I often tell my students as they prepare to attend college to be ready, if they meet students from Hispano America, to hear very strong opinions expressed about the United States. This often catches young people by surprise as they have gone about their everyday lives and given very little thought to Bolovia, Perú, Nicaragua, or the Dominican Republic and therefore, in many ways, have not only a curiosity to learn more, but an open-mindedness as to what to think. It is for that reason that the strident nature of these opinions, good or bad, from outsiders can seem capricious and perhaps ill-informed.
The difference of which I try to make them aware is that people in these places spend a great deal of their thought energy on us: “When the United States sneezes, South America gets a cold.” We are the gigante del norte. I recently began watching the film Neruda and within minutes of the credits our role in Chilean politics was being woven in as a driver of the action. Leaving aside how some Facebook posts and, perhaps doubtfully, revealing the contents of actual DNC emails constitutes “hacking” an election, the irony of “Americans” (After all who else lives in this hemisphere?) being indignant over this sort of tampering with our precious democracy…that’s the democracy that gave us the Donald and Hillary as our two options…is precious.
In any case, it was this same lack of understanding of the disparity in mutual awareness which can exist which blind-sided me as I arrived first in the Mountain West, and then in Spain. Utahans in particular, and the young people from the rest of the United States all congregated in Provo all seemed to have a resentment for New York and Massachusetts which was not only palpable, but openly and proudly expressed. These, of course, were Mormons, and so what I was to learn was the right wing bent of the church was a major player in this anti-East Coast sentiment. Since so many of the people I met were Californians their anti Left Coast feeling were tempered by pride of place.

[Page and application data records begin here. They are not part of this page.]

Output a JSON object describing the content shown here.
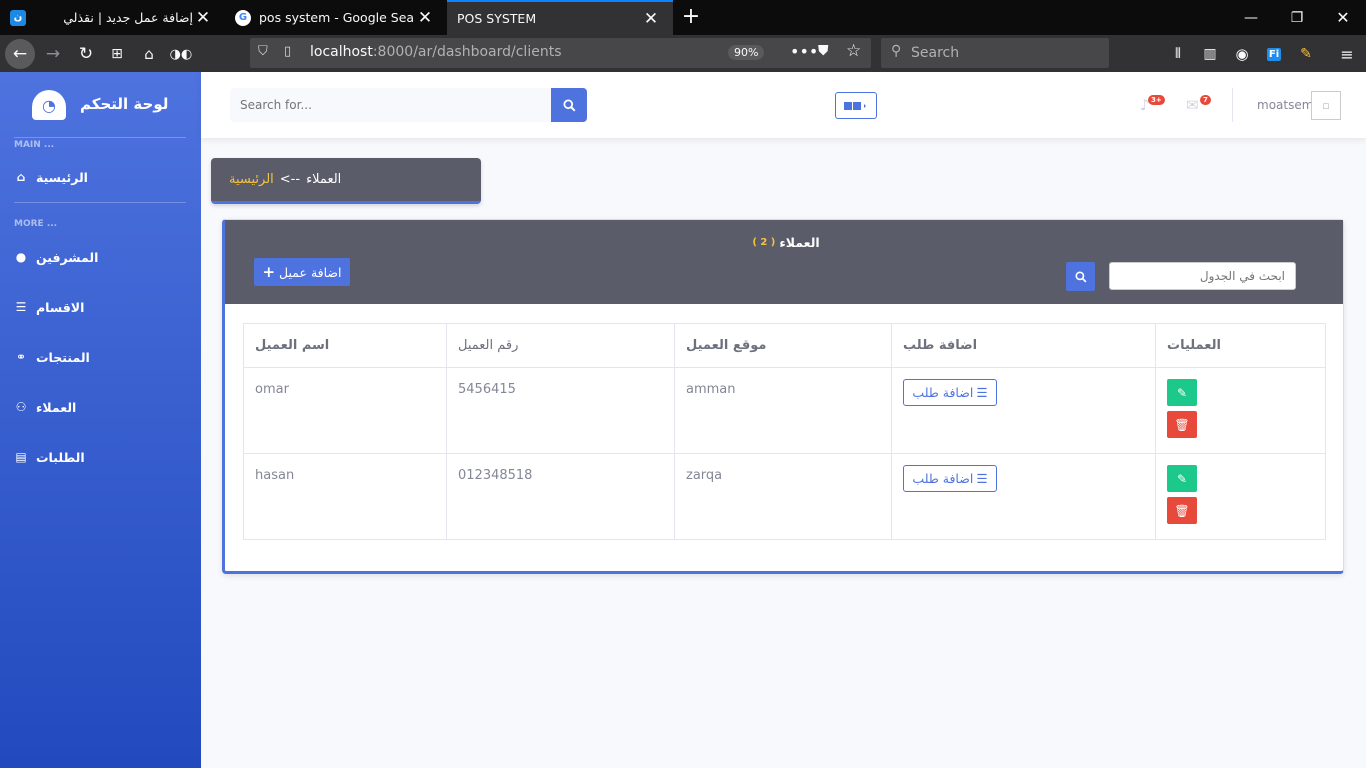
{
  "browser": {
    "tabs": [
      {
        "title": "إضافة عمل جديد | نقذلي",
        "favicon": "ن"
      },
      {
        "title": "pos system - Google Search",
        "favicon": "G"
      },
      {
        "title": "POS SYSTEM",
        "favicon": ""
      }
    ],
    "new_tab": "+",
    "url_host": "localhost",
    "url_rest": ":8000/ar/dashboard/clients",
    "zoom": "90%",
    "search_placeholder": "Search"
  },
  "sidebar": {
    "brand": "لوحة التحكم",
    "section_main": "MAIN ...",
    "section_more": "MORE ...",
    "items": [
      {
        "label": "الرئيسية",
        "icon": "home-icon"
      },
      {
        "label": "المشرفين",
        "icon": "user-circle-icon"
      },
      {
        "label": "الاقسام",
        "icon": "list-icon"
      },
      {
        "label": "المنتجات",
        "icon": "handshake-icon"
      },
      {
        "label": "العملاء",
        "icon": "users-icon"
      },
      {
        "label": "الطلبات",
        "icon": "table-icon"
      }
    ]
  },
  "topbar": {
    "search_placeholder": "Search for...",
    "alerts_badge": "3+",
    "messages_badge": "7",
    "username": "moatsem"
  },
  "breadcrumb": {
    "current": "العملاء",
    "separator": "<--",
    "home": "الرئيسية"
  },
  "card": {
    "title": "العملاء",
    "count": "( 2 )",
    "add_button": "اضافة عميل",
    "search_placeholder": "ابحث في الجدول"
  },
  "table": {
    "headers": [
      "اسم العميل",
      "رقم العميل",
      "موقع العميل",
      "اضافة طلب",
      "العمليات"
    ],
    "rows": [
      {
        "name": "omar",
        "number": "5456415",
        "location": "amman",
        "order": "اضافة طلب"
      },
      {
        "name": "hasan",
        "number": "012348518",
        "location": "zarqa",
        "order": "اضافة طلب"
      }
    ]
  },
  "colors": {
    "primary": "#4e73df",
    "success": "#1cc88a",
    "danger": "#e74a3b",
    "dark": "#5a5c69",
    "accent": "#f6c23e"
  }
}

It really surprised me though when this attitude extended to Spain. When I first arrived it was within a decade of Franco’s death, and within months of the attempted coup by the military of Spain’s democratically elected left wing government. The backwardness was inescapable. Not only were even national monuments not maintained in prominent cities, whole blocks of towns were abandoned, mules still plodded down cobblestone streets, the airport in Sevilla looked like someone had put a rolly-polly baggage claim carousel into a mud hut, and the toilets were ribbed ceramic floors with holes to aim for.
For all of that the culture was strong, healthy, and proud. Everyday life had a vim and vigor which radiated from it constantly, the houses and streets were solid and dignified, the people energetic and solid. And the young men from the United States were, apart from platitudes about “loving the people”, universally dismissive of their host country; the cars and the streets were small, families living in apartments, not homes, recreation consisting of meeting friends at the Plaza Alta, and not riding jet skis on Lake Powell (pronounced “paal”) or riding ATV’s across some desert moonscape.
I was all in for Spain. It was poor, but outside the tiny apartments was a full elaboration of a lifestyle I had only glimpsed in neighborhoods in my hometown. If I was confused about anything it was the gaps in city streets, areas that seemed almost burned out, the lack of care with regard to some elements of public space like city parks and rubbish strewn lots, and a really run down transportation infrastructure. I’ve been back many times over the years; a semester during my undergraduate studies, three summers in Madrid to earn my Master’s Degree, 10 trips with high schoolers, and my honeymoon. Four of those trips were after the collapse of the real estate bubble in 2007, including the 9 days for my honeymoon in 2015. What I read is that the economy in Spain has been terrible; young people struggling to find work, various sectors of the economy withering away, the social safety net fraying. I’m sure there’s truth in all of that, but what I see is a place that has combined a solid ancient culture with modernity in such a way that life is a joy to live, and there is beauty, man made and natural, all around.
When I see the vacant lots, the empty buildings, and the decaying asphalt of the parking lagoons in my hometown I remember what Spain looked like in 1983 and I think, perhaps we can do it too. Spain will never again be the center of an empire which spreads across Europe and the Americas, but it doesn’t need that to be a wonderful place to live, to love, and to die. Springfield will never again be among the most prosperous of cities in the United States, nor does it have to be in order to be provide what people most need to be happy: beauty, meaning, and community.